If you’re becoming reliant on more and more smart home devices, you might start to wonder how they will handle a power cut.
Computers, especially older ones, could take these things rather badly! And what if your security, your doorbell and even your locks are connected to the grid?
First things first – power cuts are not a new phenomenon, and they were are convenient before smart home technology came along.
A distinction needs to be drawn between the new features that smart tech provides, and the more serious worry that you won’t have access to even the basic functionality.
You certainly wouldn’t want a lock that wouldn’t open in the event of a fire, for example.
WHAT HAPPENS WHEN THE POWER GOES?
It’s very likely that, if the power goes, you will lose your connection to the internet as well.
That’s because, in the average home, your internet router is powered with mains electricity and so in the event of a power failure you’ll also get an internet failure.
So the real question is what will happen to your key devices in that event.
Security cameras like the Nest Cam Indoor or Outdoor simply stop working without power.
Battery-powered camera are no better if they depend on Wi-Fi to operate, but some – like the Reolink Argus 2 – can record to an SD card and are solar powered.
Door locks have to include batteries, so when the power goes their only loss is the Wi-Fi (and with it the internet). That means you’ll still be able to open the door with the RFID keys, or Bluetooth, but not via the app’s internet connection.
There will always be a physical turn on the inside too.
This goes without saying, but your smart bulbs will go out.

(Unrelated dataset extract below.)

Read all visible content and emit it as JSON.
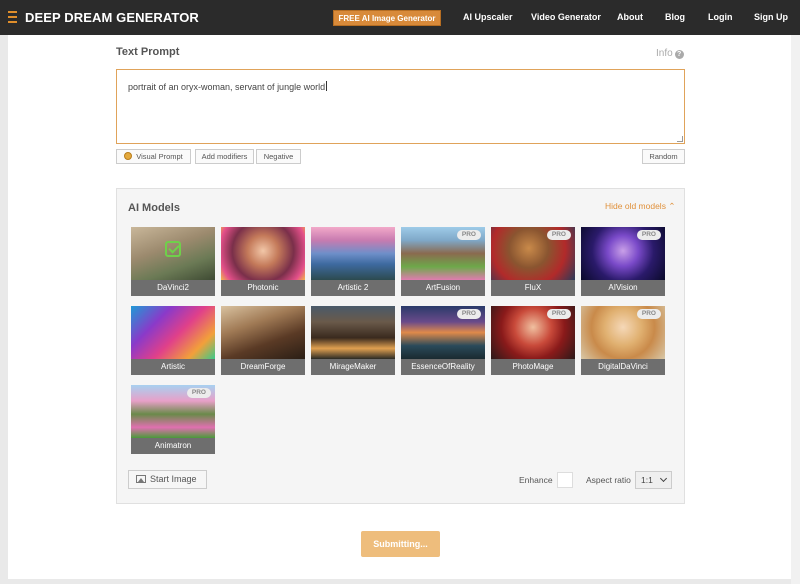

The question is what happens when the power comes back on. In many cases, the lights will come on too, perhaps even if they were off.
Some doorbells are powered by a low voltage supply that nevertheless comes from your mains power, so these would stop functioning.
Others are battery powered (Ring, for example, offers both), but still need their Wi-Fi connection to send you an alert to your phone.
The optional ringer devices typically are also outlet-powered, so, without the internet, you’d be left with a working doorbell camera that nevertheless couldn’t reach you.
Smoke detectors like the Nest Protect feature battery back-up (three lithium AA cells), so they will still perform their key alert functions.
Sadly without the network they cannot act as a chime for a doorbell, for example.
WHAT HAPPENED WHEN THE POWER COMES BACK?
When power is restored, devices will need a few moments, but you will likely find this very straightforward.
Mercifully most devices store their settings in EPROM (Erasable Programmable Read-Only Memory) and their own software in firmware, so you won’t need to go through the set-up procedure again, just wait for things to boot up and then find their network connections.
You may well know this experience from rebooting your router and waiting for the Wi-Fi to appear on your computer.
UNINTERRUPTIBLE POWER SUPPLY SYSTEMS
Many businesses use an Uninterruptible Power System (UPS) to protect their key systems against a sudden power failure.
Despite the very confident name, these systems are really best used to provide a few minutes to allow a server to be shut down properly and prevent any damage to files, which are midway through being moved.
UPS power supply units work just like the battery does in a laptop – pull out the power cord and the power will start to be drawn from the battery until it runs out.
Since a Wi-Fi router and hub doesn’t have an especially strong draw, the actual internet connection comes down a different cable to your energy, you could use a UPS to provide a slightly longer period of protection for your internet connection.
For every additional device you connect to the UPS power supply unit, the shorter the back-up will last (a desktop computer would drain one of these in a matter of minutes).
CYBERPOWER CP1500AVRLCD UPS POWER SUPPLY UNIT
Power: 1500VA/900W, 12 Outlets
Simply plugged into the mains, with your devices attached, this UPS power supply unit can provide energy for a desktop computer, also serving as a surge protector ensuring that your devices are protected from spikes in the power.
You can plug several into the kettle-style sockets and 12 US sockets (6 battery backup & surge protected outlets and 6 surge protected outlets) at the back, or the USB ones on the front.
1,500VA is enough energy to run a 240V desktop computer and monitor for around an hour or so, depending on the draw.